The Pope endorses Donald Trump! Or does he? Vaccines cause autism! No, they don’t (really, they don’t). Every day we’re bombarded with information and news, much of which is simply not true. Fake news has become a part of our life, and many such stories are compelling enough to make people believe them and often times, share them on social media. The world is still scrambling to adapt to this new situation, and a definitive way to combat fake quickly and efficiently is yet to come through.

Fact checking on steroids

With that in mind, the EU started a new project called Pheme, after a Greek goddess. The Pheme project brings together IT experts and universities to devise technologies that could help journalists find and verify online claims. It’s very difficult for artificial intelligence to detect satire, irony, and propaganda, but Pheme has reportedly been making significant advancements in this area.

Unverified content is dominant and prolific in social media messages, Pheme scientists say. While big data typically presents challenges in its information volume, variety and velocity, social media presents a fourth: establishing veracity. The Pheme project aims to analyze content in real time and determine how accurate the claims made in it are.

Fact checking is an often overlooked aspect of modern journalism. It takes a lot of time, it doesn’t add anything “spicy” to media content, and you rarely hear about the people doing it. Therefore, many media are employing something else: making stuff up. Half-truths and misinformation (or as the White House prefers to call them these days, alternative facts) have been running rampant on Facebook and Twitter, with millions of users spreading them without bothering to check if they’re real or not. Yes, users also carry a part of the blame here.

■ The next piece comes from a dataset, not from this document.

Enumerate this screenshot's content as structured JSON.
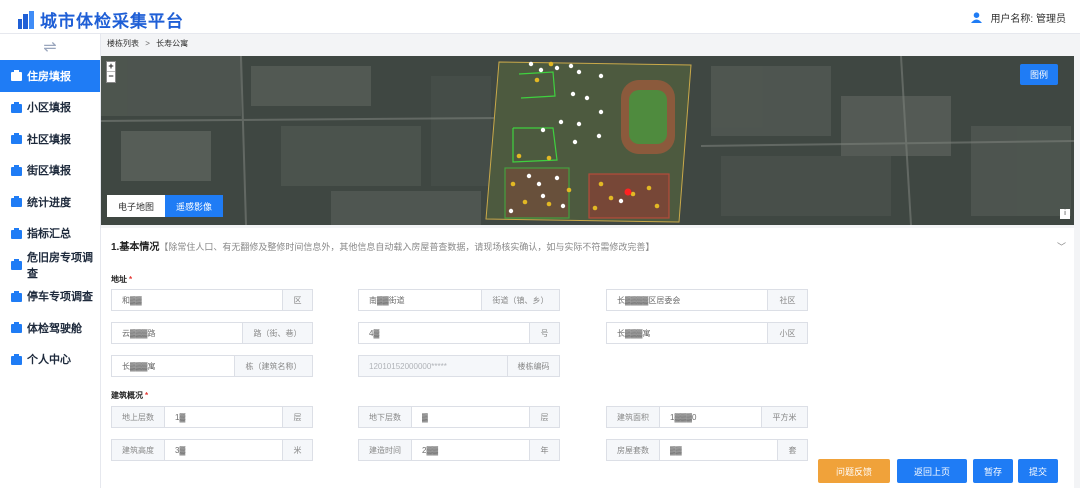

Well, researchers want to find an algorithmic solution to this human problem. They hope to do this by analyzing the language use and spread of information through the network, as well as the overall context of the information itself. Basically, they want to build a real-time lie detector for social media, flagging hoaxes and myths before they manage to become viral — much like an antibiotic taken as the symptoms start to set in. Ideally, we’d have a vaccine for this — but the vaccine, in this case, is education and convincing people to fact check things before they believe, which is either not happening, or will take a very long time. A faster solution is needed, and Pheme can just be a part of that solution.

The project is named after Pheme, the Greek goddess of fame. Image credits: Luis García.

They focus on two scenarios: lies about diseases and healthcare, which can be especially dangerous, and information used and published by journalists. Pheme addresses speculation, controversy, misinformation, and disinformation, in what can only be described as a broad, ambitious attempt. If this works out, as cliche as it sounds, it has the potential to revolutionize how we receive information and change the world forever.

Pheme will not only focus on analyzing news and stories, but it will also try to identify… memes. They coined the term phemes to designate memes which are enhanced with truthfulness information. Helping the spread of such phemes could not only make your coworkers laugh, but also help propagate truthfulness instead of misinformation.

The cool thing about this is that they will be releasing all this as an open source algorithm, to be used by journalists worldwide. The project will also reportedly develop a free-to-use platform where anybody can filter and verify media claims with an interactive and intuitive dashboard.

Of course, Pheme is not the only project of this type. Facebook and Google are working on their fake news detectors, as are several other tech giants and research institutes. The acuteness of the problem of fake is impossible to ignore, and its impact on the world should not underestimate it. The stakes have never been higher.